CHICAGO
07/27/2011 02:30 pm ET Updated Sep 26, 2011

Chicago Urban Farming: Mayor Emanuel Reverses Daley's Course, Plans Expansion Of City Agriculture

In a pointed reversal of his predecessor's policies, Chicago Mayor Rahm Emanuel announced on Tuesday that he is supporting an ordinance that would allow for a vast expansion of urban farms around the city.

Advocates say such projects have the potential to transform decaying vacant lots into vibrant farms producing healthy, locally-sourced foods that can be sold in neighborhoods where produce is otherwise hard to come by, and providing jobs in economically depressed areas.

Mayor Richard Daley was nominally a proponent of urban farms, and his administration supported an ordinance last winter that would have legalized certain types of agriculture within city limits.

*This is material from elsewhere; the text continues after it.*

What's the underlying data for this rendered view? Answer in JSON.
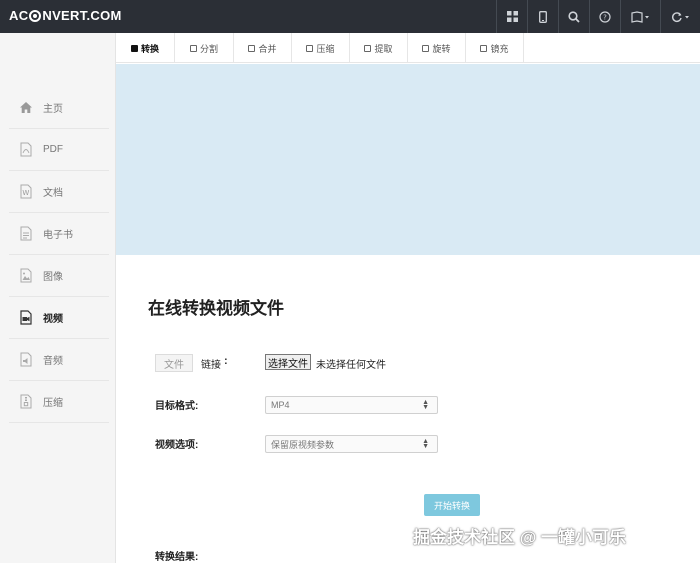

But many farmers argued that the bill would actually choke off urban-farming growth by placing a series of onerous restrictions on how and where the farms could be established.

By contrast, Emanuel's proposal, unveiled at a Tuesday press conference at the Iron Street Farm in Bridgeport, marks a turnaround on almost every major point of contention, according to the Chicago Tribune.

"Mayor Daley told us that people moved to the city to get away from farms, not to have farms in the city," Ken Dunn, who runs the one-acre City Farm in the Cabrini-Green neighborhood, told the Tribune. "He got a lot of mileage out of being the 'Green Mayor,' but he didn't have it in his bones."

The new proposal would increase the maximum size of community gardens to 25,000 square feet, a size that advocates say would help them become viable growing spaces. It would also ease fencing and parking restrictions on some of the larger urban farms, to allow them to operate in a more cost-effective way, the Associated Press reports.

"Our ordinance will deal with the ability of turning a plot like this that was an eyesore into an economic engine in the neighborhood," Emanuel said at Iron Street, according to WBEZ. The site was formerly an abandoned truck depot.

The farm is "creating hundreds of jobs just here, and there’s thousands of sites like this throughout the city,” he said.

Emanuel's measure could be moved through the City Council as soon as September of this year.